Dataset rows for apps and sites

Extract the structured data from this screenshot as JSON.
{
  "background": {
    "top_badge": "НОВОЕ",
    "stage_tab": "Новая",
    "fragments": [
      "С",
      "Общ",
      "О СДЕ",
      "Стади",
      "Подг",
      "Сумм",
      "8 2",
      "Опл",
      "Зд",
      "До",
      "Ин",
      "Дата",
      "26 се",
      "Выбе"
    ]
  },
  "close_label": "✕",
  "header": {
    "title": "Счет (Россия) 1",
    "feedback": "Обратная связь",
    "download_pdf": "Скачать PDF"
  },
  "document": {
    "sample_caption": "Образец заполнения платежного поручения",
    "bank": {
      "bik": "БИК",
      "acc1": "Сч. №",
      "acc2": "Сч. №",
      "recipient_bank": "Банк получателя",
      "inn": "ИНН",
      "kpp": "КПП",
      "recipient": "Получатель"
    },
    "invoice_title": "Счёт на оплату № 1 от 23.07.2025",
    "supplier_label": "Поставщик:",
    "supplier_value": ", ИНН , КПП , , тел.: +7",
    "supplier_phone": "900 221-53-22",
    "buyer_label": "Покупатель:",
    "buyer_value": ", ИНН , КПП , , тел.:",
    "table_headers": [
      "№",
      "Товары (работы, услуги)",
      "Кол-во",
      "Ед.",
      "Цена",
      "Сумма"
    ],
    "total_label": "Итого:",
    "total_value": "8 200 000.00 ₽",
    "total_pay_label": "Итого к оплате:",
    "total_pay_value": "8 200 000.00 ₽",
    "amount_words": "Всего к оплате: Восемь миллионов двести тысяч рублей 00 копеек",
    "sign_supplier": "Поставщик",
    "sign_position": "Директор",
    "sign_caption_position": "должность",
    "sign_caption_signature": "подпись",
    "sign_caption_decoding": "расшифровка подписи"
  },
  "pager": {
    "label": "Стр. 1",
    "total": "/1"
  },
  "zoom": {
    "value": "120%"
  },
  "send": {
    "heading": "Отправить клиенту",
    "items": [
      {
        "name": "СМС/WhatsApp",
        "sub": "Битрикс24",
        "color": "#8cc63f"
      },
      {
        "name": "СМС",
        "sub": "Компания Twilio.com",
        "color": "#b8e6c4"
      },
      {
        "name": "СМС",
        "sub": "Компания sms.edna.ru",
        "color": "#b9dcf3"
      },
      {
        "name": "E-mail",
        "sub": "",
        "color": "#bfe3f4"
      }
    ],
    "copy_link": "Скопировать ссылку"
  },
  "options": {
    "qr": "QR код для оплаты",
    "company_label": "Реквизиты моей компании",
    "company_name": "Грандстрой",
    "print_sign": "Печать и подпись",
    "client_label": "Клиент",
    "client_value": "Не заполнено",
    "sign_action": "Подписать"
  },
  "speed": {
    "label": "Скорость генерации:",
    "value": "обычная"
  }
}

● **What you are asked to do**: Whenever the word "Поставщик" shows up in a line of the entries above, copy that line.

● **Result**:
    "supplier_label": "Поставщик:",
    "sign_supplier": "Поставщик",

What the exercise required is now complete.